ALBANY, N.Y. -- Despite more than two decades spent serving in Albany's police force, Brendan Cox says "chief" isn't a title he expected to earn.

"It's humbling," Cox said. "I don't know that that was my goal when I became a police officer, but it's an honor."

Albany Mayor Kathy Sheehan announced her pick Wednesday, and said she didn't have to look far.

"I just thought it would be disingenuous to go out and do a search knowing that we had that leadership right here in the city and in the department," Sheehan said.

An Albany native, Cox spent the past 22 years as a police officer in various roles: overseeing Special Operations, the Children’s and Family Services Unit, and the Detective Division.

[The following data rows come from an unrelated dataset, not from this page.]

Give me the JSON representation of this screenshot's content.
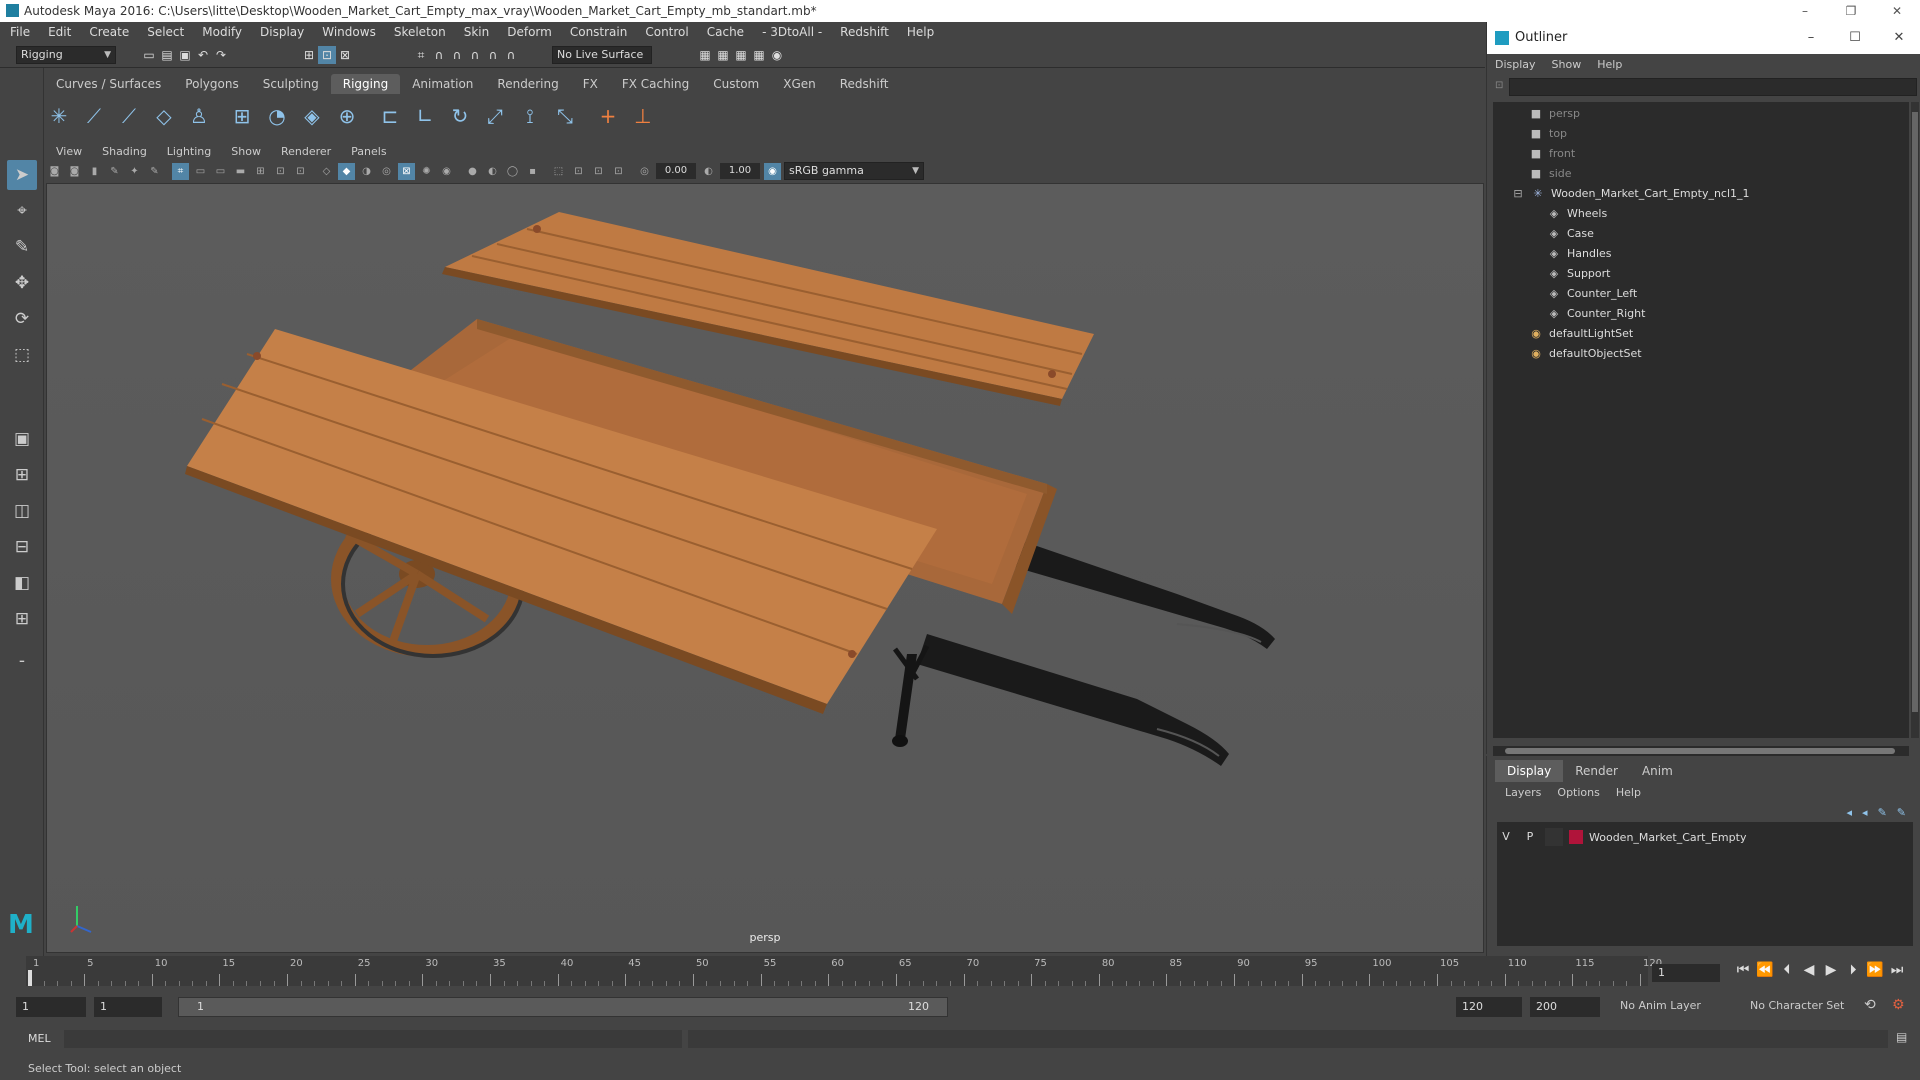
{
  "window": {
    "title": "Autodesk Maya 2016: C:\\Users\\litte\\Desktop\\Wooden_Market_Cart_Empty_max_vray\\Wooden_Market_Cart_Empty_mb_standart.mb*",
    "controls": [
      "–",
      "❐",
      "✕"
    ]
  },
  "menubar": [
    "File",
    "Edit",
    "Create",
    "Select",
    "Modify",
    "Display",
    "Windows",
    "Skeleton",
    "Skin",
    "Deform",
    "Constrain",
    "Control",
    "Cache",
    "- 3DtoAll -",
    "Redshift",
    "Help"
  ],
  "statusline": {
    "mode": "Rigging",
    "live_surface": "No Live Surface"
  },
  "shelf": {
    "tabs": [
      "Curves / Surfaces",
      "Polygons",
      "Sculpting",
      "Rigging",
      "Animation",
      "Rendering",
      "FX",
      "FX Caching",
      "Custom",
      "XGen",
      "Redshift"
    ],
    "active_tab": "Rigging"
  },
  "panel": {
    "menu": [
      "View",
      "Shading",
      "Lighting",
      "Show",
      "Renderer",
      "Panels"
    ],
    "exposure": "0.00",
    "gamma": "1.00",
    "color_space": "sRGB gamma",
    "camera_label": "persp"
  },
  "outliner": {
    "title": "Outliner",
    "window_controls": [
      "–",
      "☐",
      "✕"
    ],
    "menu": [
      "Display",
      "Show",
      "Help"
    ],
    "items": [
      {
        "label": "persp",
        "icon": "camera-icon",
        "dim": true,
        "indent": 1
      },
      {
        "label": "top",
        "icon": "camera-icon",
        "dim": true,
        "indent": 1
      },
      {
        "label": "front",
        "icon": "camera-icon",
        "dim": true,
        "indent": 1
      },
      {
        "label": "side",
        "icon": "camera-icon",
        "dim": true,
        "indent": 1
      },
      {
        "label": "Wooden_Market_Cart_Empty_ncl1_1",
        "icon": "group-icon",
        "dim": false,
        "indent": 0
      },
      {
        "label": "Wheels",
        "icon": "mesh-icon",
        "dim": false,
        "indent": 2
      },
      {
        "label": "Case",
        "icon": "mesh-icon",
        "dim": false,
        "indent": 2
      },
      {
        "label": "Handles",
        "icon": "mesh-icon",
        "dim": false,
        "indent": 2
      },
      {
        "label": "Support",
        "icon": "mesh-icon",
        "dim": false,
        "indent": 2
      },
      {
        "label": "Counter_Left",
        "icon": "mesh-icon",
        "dim": false,
        "indent": 2
      },
      {
        "label": "Counter_Right",
        "icon": "mesh-icon",
        "dim": false,
        "indent": 2
      },
      {
        "label": "defaultLightSet",
        "icon": "set-icon",
        "dim": false,
        "indent": 1
      },
      {
        "label": "defaultObjectSet",
        "icon": "set-icon",
        "dim": false,
        "indent": 1
      }
    ]
  },
  "layers": {
    "tabs": [
      "Display",
      "Render",
      "Anim"
    ],
    "active_tab": "Display",
    "menu": [
      "Layers",
      "Options",
      "Help"
    ],
    "rows": [
      {
        "v": "V",
        "p": "P",
        "color": "#b0143a",
        "name": "Wooden_Market_Cart_Empty"
      }
    ]
  },
  "timeline": {
    "ticks": [
      1,
      5,
      10,
      15,
      20,
      25,
      30,
      35,
      40,
      45,
      50,
      55,
      60,
      65,
      70,
      75,
      80,
      85,
      90,
      95,
      100,
      105,
      110,
      115,
      120
    ],
    "min": 1,
    "max": 120,
    "current_frame": "1"
  },
  "range": {
    "start": "1",
    "playback_start": "1",
    "slider_start": "1",
    "slider_end": "120",
    "playback_end": "120",
    "end": "200",
    "anim_layer": "No Anim Layer",
    "character_set": "No Character Set"
  },
  "cmd": {
    "label": "MEL"
  },
  "status": {
    "message": "Select Tool: select an object"
  }
}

"Some of the things that I've learned are to be able to sit back, be patient, think things over," Cox said. "Get advice from people, do not make every decision on your own."

Those are key elements in the department's push toward community policing.

"The police department in and of themselves can't fix everything. We need partners to fix those things," Cox said.

"It's those types of initiatives and those types of challenges that we're facing, but that we're facing head-on with some really innovative ways of policing that are working," Sheehan said.

Among the challenges the department faces is a $20 million wrongful death lawsuit by the family of Donald Ivy. The 39-year old father died in April after police shocked him with tasers.

"The lawsuit is really secondary," Cox said. "When it comes down to it, tragedies like that affect everybody. They affect the officers, they affect the department, and they obviously affect Mr. Ivy's family."

Cox says he'll remain focused on continually improving practices, to avoid a tragedy like this from happening again.

Common Council has 45 days to endorse or oppose the chief's appointment.

Brendan Cox does not currently live in the city of Albany, but says he will ask for an extension so he can move after his son finishes high school next year.